Exercise aim:
The lines you return must be all those in the data that hold the string "topics".

Records to use: Begin

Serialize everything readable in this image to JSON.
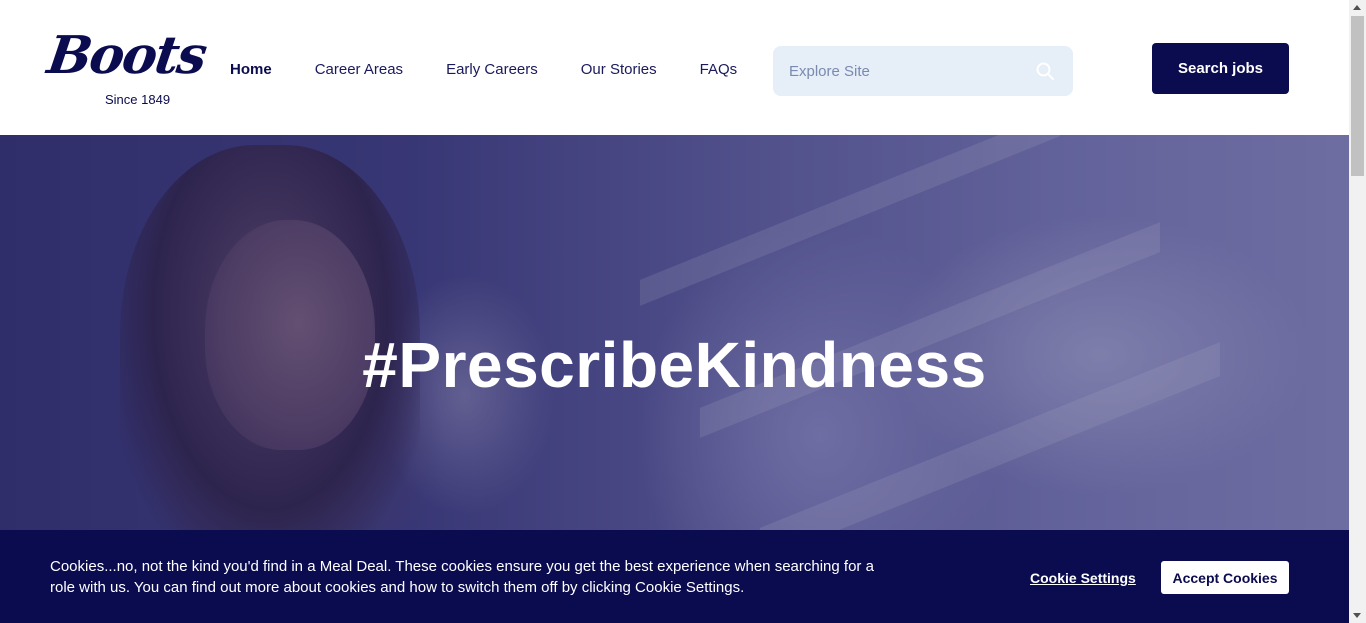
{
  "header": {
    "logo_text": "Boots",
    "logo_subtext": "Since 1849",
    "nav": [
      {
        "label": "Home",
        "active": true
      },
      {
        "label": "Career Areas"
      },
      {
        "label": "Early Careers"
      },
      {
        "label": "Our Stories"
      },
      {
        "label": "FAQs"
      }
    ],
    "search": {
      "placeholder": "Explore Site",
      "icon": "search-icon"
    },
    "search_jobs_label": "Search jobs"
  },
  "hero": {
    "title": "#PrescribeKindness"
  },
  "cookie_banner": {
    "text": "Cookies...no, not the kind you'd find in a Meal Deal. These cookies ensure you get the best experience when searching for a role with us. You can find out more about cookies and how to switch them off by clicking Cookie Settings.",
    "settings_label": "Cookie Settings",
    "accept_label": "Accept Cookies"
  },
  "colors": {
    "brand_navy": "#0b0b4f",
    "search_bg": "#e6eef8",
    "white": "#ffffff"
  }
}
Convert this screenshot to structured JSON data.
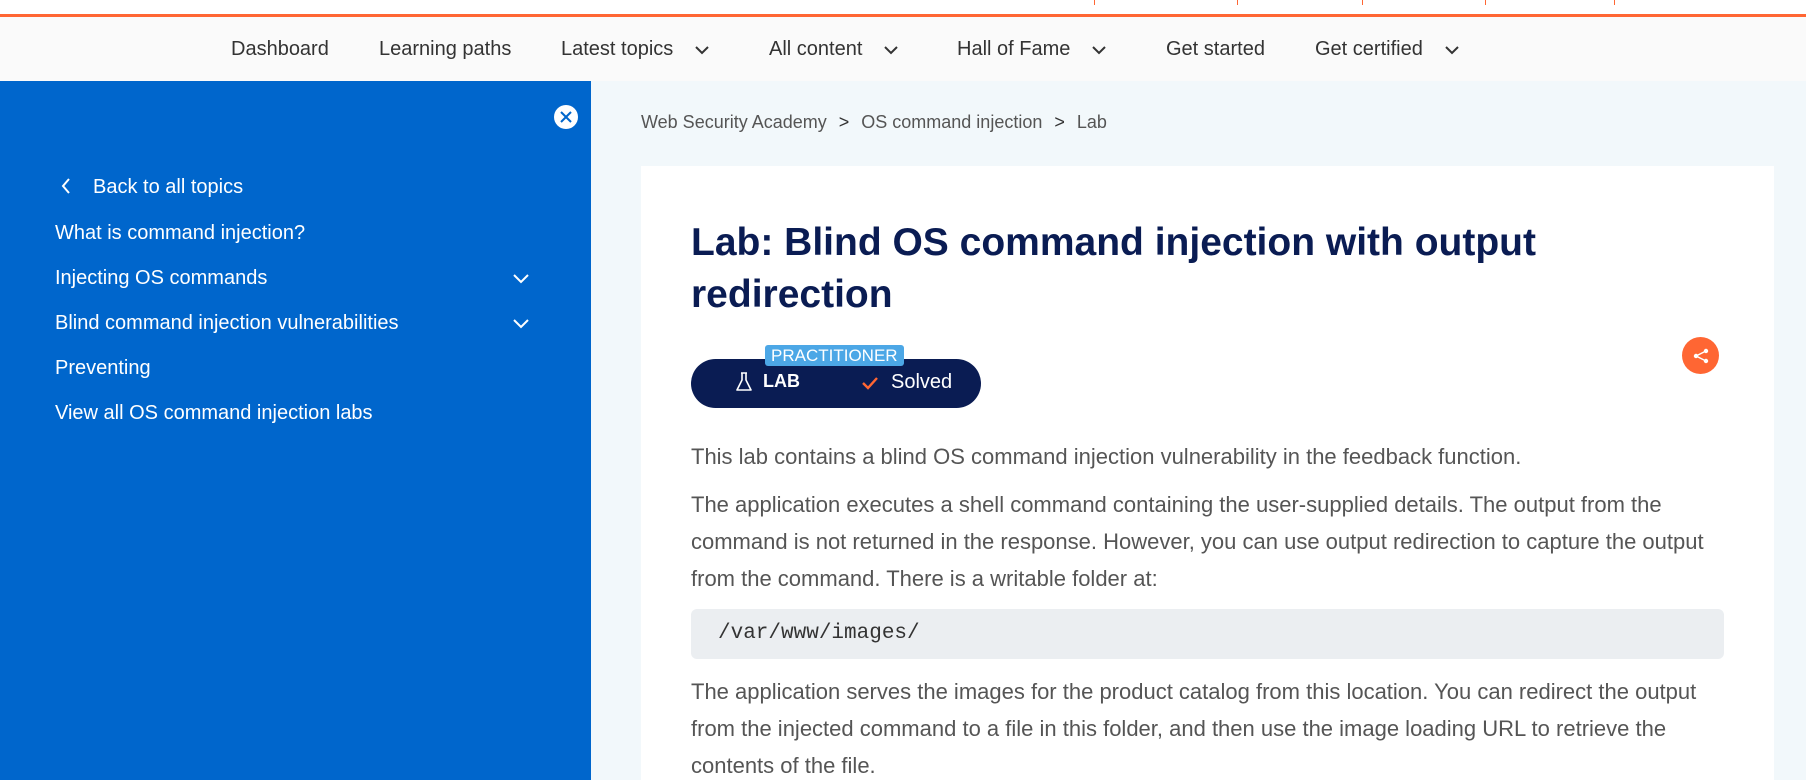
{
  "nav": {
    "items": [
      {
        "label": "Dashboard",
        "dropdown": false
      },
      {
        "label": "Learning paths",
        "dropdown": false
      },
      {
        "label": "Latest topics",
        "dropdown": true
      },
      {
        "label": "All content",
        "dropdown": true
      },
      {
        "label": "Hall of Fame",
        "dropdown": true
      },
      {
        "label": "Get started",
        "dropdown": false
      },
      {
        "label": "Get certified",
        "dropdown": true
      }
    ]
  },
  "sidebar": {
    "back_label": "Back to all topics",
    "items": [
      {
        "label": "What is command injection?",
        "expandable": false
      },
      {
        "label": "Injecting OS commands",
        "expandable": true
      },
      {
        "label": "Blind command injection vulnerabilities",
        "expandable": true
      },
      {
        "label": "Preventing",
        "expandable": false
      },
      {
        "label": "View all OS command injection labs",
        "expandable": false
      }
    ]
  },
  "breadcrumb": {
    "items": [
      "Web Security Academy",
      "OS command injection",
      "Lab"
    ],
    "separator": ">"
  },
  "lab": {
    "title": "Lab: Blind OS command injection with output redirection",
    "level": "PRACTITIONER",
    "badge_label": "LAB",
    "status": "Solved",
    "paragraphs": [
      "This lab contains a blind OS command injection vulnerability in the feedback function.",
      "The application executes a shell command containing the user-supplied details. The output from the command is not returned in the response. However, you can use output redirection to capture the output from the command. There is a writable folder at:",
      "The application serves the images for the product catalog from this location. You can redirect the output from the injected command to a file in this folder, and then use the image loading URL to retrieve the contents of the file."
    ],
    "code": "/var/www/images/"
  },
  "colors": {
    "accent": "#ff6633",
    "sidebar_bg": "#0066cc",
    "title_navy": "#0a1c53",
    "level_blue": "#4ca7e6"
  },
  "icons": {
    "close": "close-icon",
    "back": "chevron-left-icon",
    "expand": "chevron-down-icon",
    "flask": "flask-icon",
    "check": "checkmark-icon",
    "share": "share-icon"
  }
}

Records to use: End

Answer section:
        "label": "Latest topics",
    "back_label": "Back to all topics",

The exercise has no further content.